Friday, December 14, 2012
Christmas at Lydiard Park
Staff and volunteers have decked the hall with boughs of holly and Lydiard House is all dressed up for a Victorian Christmas. But how did an earlier branch of the family celebrate the festive season?
Custodians of the 17th century Lydiard House were Sir Walter St John and his wife Lady Johanna. In 1652 the austere Lord Protector, Oliver Cromwell, abolished Christmas all together and for eight years the people of Britain had little celebrate. However, with the restoration of the merry making monarch Charles II in 1660 it was party time again and records show that plans for Christmas at Lydiard House in 1661 were well underway by October.
"I doe intend gd wiling to be at Cristmas at Lidiard," wrote Lady Johanna St John from the couple's London home in Battersea to Thomas Hardyman her steward at Lydiard.

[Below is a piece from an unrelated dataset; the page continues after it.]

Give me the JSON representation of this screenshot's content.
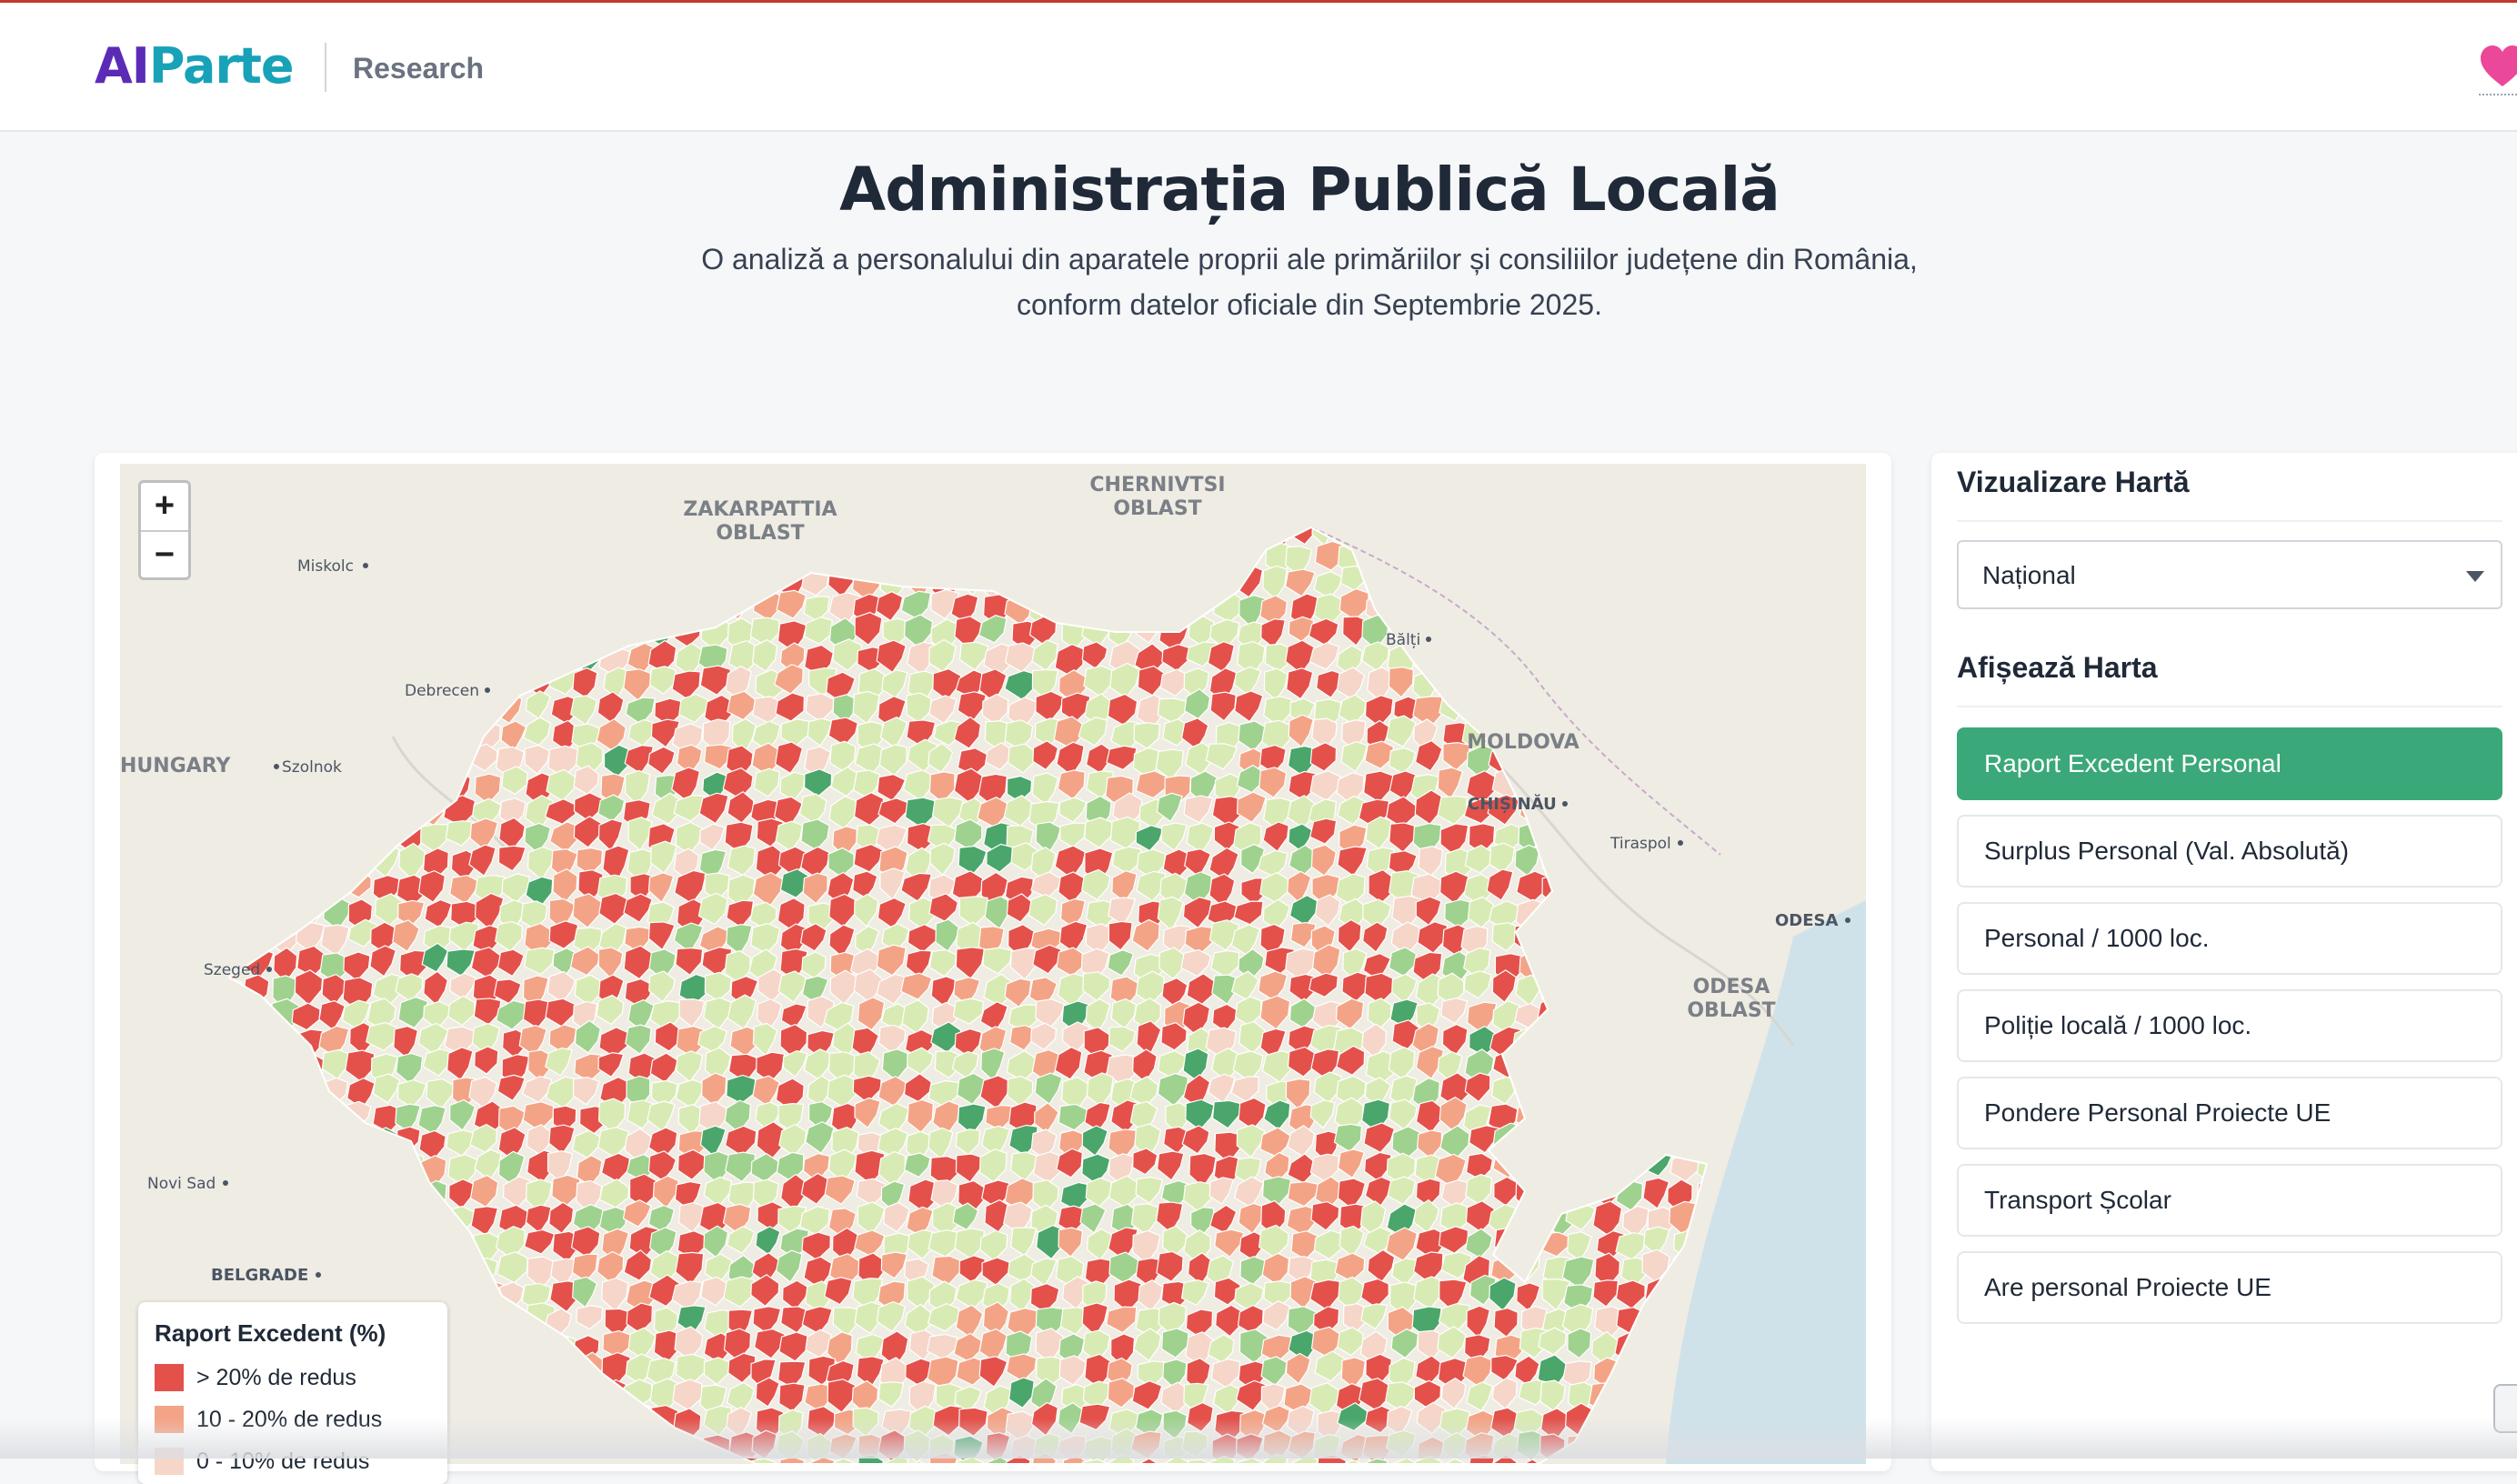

Ahead of the festivities Lady Johanna instructs Hardyman to brew 40 gallons of ale "so that it may be a month old before we begin it."
However the family's plans were disrupted by the political duties of Sir Walter, Member of Parliament for Wootton Bassett.
Lady Johanna writes to inform Hardyman that they will not be down as planned as Parliament was due to adjourn for just three days over the Christmas period.
But Christmas in London would be equally busy with the King likely to be popping round and Lady Johanna asks that Hardyman send her some turkeys and instructs him to "make more butter against cristmas when it is to late to make chees." She adds "your Master is so in love with Lidiard drink that I would not have the Ale drunk if yu have any Brued."
Menus created for the cook survive in the archives but with the family in London for Christmas 1661 it should asked who ate the vast quantities of food prepared in the Lydiard House kitchens. Among the dishes consumed at 'the table in the great Parler on December 27 day 1661' include "rost venson, rost beife, 2 geese and a swane' with 'Plume broth, Ince Pye and bake Pudin.'
Christmas 1662 was on an even grander scale with menus surviving for the 28 day period when the family entertained both family and friends. Dinner on December 27 was 'for Hooke' probably the estate tenant farmers, while on January 5 Sir Walter and Lady Johanna entertained the Gentry.
In 1841 Lydiard House was let to Lincolnshire landowner Thomas Orby Hunter who, at the time of the census that year, lived there with his daughter Charlotte Orby Wombwell, her husband Charles and fifteen servants.
With a household that large it's easy to see who ate all those 17th century pies.
The State Bedroom
Lydiard House pictured in all its snowy splendour
Looking across the frozen medieval lake
The Ice House - repository of Christmas goodies past
Images of Christmas decorations courtesy of Lydiard Park